Archaeologists from the Spanish Scientific Institute recently discovered such a camp. The Spanish Civil War raged from 1937 to 1939 and is one of the most horrific and bloodiest periods in Spanish history. During this war, one in twenty Spaniards was imprisoned in purpose-built prisons. But the years that followed were also characterised by humiliation and oppression under Franco’s dictatorship.
Many prisons from the war then served as concentration camps, especially for captured soldiers. Very little is known about these concentration camps. Furthermore, the cause of this obscurity is the totalitarian and fascist regime under Francisco Franco.
In addition, Franco later ordered these traumatic sites of the Civil War to be reforested and rendered invisible in order to move them into oblivion. He made the war a taboo subject. Furthermore, people were no longer allowed to talk about it in an attempt to forget all the horrific scenes.
Discovery Concentration Camp Jadraque
It remained that way until a few years ago, but then local researchers Alfonso López Beltrán and Julián Dueñas discovered excavations on a mountain near a village in Guadalajara. The newspaper ElDiario writes about how the find came about. They captured their find with a drone. After consulting the General Military Archives of Ávila and the data of the National Geographic Institute, they found documents indicating the existence of an almost intact command post, a transmission centre, and a concentration camp.
The Secretary of State for Democratic Remembrance then made a budget available and a group of eight archaeologists from the Scientific Research Institute continued to explore the camp.
It was a unique find for this group of archaeologists. Virtually the entire camp was still intact. After removing the overgrown earth and shrubbery, trenches, and military encampments, a forced labour camp, and the concentration camp emerged.
On the maps showing the 300 concentration camps from the Franco era, there is none like that of Jadraque. It is a place of remembrance, but also a historical heritage.
Barracks for Franco’s soldiers
During the civil war, it was a prison. Republican prisoners initially built the barracks for Franco’s soldiers fighting on the Guadalajara border. These barracks were completed at the end of 1938, four months before the end of the war. After the war, from 1939, it was briefly a makeshift concentration camp for soldiers who had surrendered en masse.
Classification of the prisoners
Prisoners were classified according to their political identity. Whether they were loyal, sympathised with the regime, or had to be shot. After all, the regime eliminated anyone who did not fit into it.
The more than 4,000 inmates who have been in this camp lived in appalling conditions, half underground in cut holes and ditches, on top of each other for lack of space. Moreover, they were severely malnourished, often resulting in illness and death.
Camp Jadraque clear evidence of war crimes
The Jadraque concentration camp is clear evidence of war crimes. Living conditions did not at all meet the minimum requirements for the treatment of prisoners of war. The camp guards treated the prisoners worse than cattle. Moreover, the winter of 1937 was the coldest of the 1930s. Furthermore, people who lived in the area at the time say they saw wheelbarrows with the corpses passing by. However, archaeologists do not expect to find any remains of human bodies here, because the executions took place elsewhere.
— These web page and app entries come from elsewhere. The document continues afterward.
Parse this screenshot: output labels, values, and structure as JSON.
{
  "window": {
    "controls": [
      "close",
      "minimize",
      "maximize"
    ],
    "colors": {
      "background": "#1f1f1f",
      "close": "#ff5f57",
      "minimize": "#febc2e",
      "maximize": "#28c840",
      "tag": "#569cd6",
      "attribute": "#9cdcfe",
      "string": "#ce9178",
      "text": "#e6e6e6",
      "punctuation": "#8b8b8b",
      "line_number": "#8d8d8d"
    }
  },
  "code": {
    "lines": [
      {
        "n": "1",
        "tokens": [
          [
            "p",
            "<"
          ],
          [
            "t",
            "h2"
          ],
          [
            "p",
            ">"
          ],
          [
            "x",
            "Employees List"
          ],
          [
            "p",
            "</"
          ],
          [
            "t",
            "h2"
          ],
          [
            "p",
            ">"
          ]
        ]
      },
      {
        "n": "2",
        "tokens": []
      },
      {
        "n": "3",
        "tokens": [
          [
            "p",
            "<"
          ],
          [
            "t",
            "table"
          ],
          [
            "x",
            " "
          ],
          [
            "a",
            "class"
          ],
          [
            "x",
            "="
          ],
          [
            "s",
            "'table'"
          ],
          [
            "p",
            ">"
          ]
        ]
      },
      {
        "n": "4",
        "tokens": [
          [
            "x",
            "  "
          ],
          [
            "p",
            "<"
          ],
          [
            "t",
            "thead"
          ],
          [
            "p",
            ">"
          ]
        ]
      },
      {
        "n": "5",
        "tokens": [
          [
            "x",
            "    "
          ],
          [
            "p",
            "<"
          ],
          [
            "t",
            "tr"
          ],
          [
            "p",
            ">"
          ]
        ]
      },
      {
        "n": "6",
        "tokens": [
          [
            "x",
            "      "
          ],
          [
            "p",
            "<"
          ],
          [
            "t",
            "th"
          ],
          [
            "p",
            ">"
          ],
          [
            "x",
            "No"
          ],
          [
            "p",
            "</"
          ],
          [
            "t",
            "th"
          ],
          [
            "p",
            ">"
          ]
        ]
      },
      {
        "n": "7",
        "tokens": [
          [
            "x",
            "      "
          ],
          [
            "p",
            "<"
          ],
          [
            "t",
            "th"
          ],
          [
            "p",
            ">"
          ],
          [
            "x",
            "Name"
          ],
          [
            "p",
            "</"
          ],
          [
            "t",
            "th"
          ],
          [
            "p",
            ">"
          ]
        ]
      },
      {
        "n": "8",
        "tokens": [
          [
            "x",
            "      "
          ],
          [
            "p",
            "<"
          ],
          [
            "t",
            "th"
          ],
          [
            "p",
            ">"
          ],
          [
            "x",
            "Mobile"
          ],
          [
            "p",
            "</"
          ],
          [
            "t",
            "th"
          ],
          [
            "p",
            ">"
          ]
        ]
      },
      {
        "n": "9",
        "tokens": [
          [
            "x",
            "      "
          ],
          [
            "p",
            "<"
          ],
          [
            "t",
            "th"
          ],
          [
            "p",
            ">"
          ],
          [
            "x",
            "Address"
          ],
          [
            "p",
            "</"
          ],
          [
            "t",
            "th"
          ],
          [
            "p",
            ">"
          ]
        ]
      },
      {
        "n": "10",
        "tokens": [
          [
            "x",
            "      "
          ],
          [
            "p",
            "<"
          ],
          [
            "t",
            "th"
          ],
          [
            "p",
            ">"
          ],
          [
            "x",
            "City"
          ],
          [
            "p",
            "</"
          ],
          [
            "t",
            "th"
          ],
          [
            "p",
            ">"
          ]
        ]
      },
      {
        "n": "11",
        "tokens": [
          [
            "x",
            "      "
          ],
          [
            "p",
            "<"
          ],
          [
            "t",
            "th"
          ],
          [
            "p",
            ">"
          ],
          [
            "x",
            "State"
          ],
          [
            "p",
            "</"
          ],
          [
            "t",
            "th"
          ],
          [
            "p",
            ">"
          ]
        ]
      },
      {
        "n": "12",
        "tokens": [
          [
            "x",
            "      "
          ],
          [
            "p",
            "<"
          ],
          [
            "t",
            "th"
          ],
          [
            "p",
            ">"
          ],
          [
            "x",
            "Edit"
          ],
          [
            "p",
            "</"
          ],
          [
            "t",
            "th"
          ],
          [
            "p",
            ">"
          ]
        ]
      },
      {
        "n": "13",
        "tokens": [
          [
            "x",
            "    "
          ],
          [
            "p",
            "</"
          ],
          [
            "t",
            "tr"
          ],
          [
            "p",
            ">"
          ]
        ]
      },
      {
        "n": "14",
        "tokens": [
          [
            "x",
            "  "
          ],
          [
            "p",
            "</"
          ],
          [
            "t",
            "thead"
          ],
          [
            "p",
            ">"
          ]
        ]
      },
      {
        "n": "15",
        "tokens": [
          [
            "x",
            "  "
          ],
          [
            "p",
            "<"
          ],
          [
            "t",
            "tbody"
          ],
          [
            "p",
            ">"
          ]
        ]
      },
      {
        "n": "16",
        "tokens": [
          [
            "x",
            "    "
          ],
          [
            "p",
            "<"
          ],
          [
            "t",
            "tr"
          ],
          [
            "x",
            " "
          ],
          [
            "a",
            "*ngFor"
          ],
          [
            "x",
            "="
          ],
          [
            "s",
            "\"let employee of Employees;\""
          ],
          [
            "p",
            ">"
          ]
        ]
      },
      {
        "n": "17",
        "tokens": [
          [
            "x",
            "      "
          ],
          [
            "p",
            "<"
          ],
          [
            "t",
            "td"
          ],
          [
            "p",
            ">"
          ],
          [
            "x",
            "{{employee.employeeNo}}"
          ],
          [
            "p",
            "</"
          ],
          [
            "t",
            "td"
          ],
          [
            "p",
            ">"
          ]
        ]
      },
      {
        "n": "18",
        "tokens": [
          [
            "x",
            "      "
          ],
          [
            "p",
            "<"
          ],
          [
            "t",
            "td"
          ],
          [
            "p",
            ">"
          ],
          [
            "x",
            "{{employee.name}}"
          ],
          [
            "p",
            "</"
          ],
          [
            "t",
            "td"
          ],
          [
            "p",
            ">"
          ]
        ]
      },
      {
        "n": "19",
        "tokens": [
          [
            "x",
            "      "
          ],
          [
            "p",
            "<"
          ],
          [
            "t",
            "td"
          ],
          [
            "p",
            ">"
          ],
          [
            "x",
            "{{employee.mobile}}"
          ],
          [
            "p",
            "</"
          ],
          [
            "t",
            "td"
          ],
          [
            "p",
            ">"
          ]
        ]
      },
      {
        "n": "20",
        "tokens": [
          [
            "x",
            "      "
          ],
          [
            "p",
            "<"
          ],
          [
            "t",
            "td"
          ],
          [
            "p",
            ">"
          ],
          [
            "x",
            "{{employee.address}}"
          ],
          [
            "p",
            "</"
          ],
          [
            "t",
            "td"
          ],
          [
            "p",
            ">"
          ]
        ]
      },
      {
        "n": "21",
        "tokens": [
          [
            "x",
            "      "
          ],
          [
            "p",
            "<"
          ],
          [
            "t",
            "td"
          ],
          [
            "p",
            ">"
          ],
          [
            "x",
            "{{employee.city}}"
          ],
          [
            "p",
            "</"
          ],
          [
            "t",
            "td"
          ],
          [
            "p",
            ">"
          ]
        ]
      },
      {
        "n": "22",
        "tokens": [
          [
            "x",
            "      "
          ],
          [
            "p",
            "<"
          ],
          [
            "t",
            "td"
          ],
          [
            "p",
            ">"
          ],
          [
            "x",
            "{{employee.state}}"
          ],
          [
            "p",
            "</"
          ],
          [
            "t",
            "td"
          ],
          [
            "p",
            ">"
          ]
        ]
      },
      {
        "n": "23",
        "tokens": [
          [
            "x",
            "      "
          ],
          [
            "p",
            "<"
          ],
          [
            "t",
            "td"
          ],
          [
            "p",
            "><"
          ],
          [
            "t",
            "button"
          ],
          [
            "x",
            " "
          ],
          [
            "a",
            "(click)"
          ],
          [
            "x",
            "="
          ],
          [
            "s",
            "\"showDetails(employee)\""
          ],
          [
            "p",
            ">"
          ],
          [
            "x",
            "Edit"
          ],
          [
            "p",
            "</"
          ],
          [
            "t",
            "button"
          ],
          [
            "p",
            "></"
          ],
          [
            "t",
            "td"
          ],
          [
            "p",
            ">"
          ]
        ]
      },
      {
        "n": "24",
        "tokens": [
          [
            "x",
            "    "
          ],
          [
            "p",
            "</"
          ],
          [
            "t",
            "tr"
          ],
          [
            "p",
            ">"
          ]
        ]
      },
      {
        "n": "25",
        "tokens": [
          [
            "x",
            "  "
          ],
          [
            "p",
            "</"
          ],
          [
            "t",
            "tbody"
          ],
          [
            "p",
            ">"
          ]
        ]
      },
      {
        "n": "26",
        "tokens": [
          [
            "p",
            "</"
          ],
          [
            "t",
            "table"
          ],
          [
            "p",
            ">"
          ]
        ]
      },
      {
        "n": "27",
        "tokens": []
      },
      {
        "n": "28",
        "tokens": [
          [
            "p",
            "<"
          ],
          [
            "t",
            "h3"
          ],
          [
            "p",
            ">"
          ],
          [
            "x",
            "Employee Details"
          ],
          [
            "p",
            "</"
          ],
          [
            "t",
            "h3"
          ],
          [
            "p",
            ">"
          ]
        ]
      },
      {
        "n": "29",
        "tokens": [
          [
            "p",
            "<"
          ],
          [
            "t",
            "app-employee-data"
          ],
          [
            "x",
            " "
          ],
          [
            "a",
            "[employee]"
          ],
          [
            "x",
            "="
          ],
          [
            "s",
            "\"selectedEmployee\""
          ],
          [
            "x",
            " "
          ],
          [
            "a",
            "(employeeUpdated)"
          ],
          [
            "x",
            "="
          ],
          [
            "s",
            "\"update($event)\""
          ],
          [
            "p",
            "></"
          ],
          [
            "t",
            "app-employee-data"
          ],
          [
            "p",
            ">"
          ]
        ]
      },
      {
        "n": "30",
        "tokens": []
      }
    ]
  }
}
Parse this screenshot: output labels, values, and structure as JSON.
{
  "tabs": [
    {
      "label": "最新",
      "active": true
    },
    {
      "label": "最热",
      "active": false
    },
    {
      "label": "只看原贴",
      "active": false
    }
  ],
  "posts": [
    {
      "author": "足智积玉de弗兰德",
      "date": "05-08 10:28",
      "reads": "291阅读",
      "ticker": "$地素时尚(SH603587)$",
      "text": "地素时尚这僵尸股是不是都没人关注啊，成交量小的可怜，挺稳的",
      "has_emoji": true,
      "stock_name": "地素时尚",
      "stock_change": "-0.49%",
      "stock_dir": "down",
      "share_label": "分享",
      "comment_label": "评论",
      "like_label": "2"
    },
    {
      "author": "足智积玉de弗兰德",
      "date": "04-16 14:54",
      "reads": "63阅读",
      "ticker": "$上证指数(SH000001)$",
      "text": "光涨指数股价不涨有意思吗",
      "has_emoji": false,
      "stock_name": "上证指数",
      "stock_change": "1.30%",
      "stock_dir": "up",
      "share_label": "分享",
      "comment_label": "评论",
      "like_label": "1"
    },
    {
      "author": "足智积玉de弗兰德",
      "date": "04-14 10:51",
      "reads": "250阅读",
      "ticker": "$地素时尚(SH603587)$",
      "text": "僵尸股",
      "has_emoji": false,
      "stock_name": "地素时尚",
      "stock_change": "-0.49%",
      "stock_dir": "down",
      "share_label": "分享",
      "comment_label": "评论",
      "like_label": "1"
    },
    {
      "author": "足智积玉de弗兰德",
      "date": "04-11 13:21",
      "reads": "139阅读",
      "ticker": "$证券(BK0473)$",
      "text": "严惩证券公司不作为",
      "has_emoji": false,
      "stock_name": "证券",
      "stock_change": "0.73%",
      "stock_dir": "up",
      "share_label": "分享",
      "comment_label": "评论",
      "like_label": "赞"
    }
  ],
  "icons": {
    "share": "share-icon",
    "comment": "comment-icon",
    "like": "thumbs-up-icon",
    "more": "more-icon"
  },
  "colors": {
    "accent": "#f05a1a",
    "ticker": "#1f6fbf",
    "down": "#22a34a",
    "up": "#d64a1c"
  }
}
It is normal for such spaces and places to be restored to serve as memorial sites. But not yet happened with the concentration camps of the Franco regime. However, that may change with this discovery.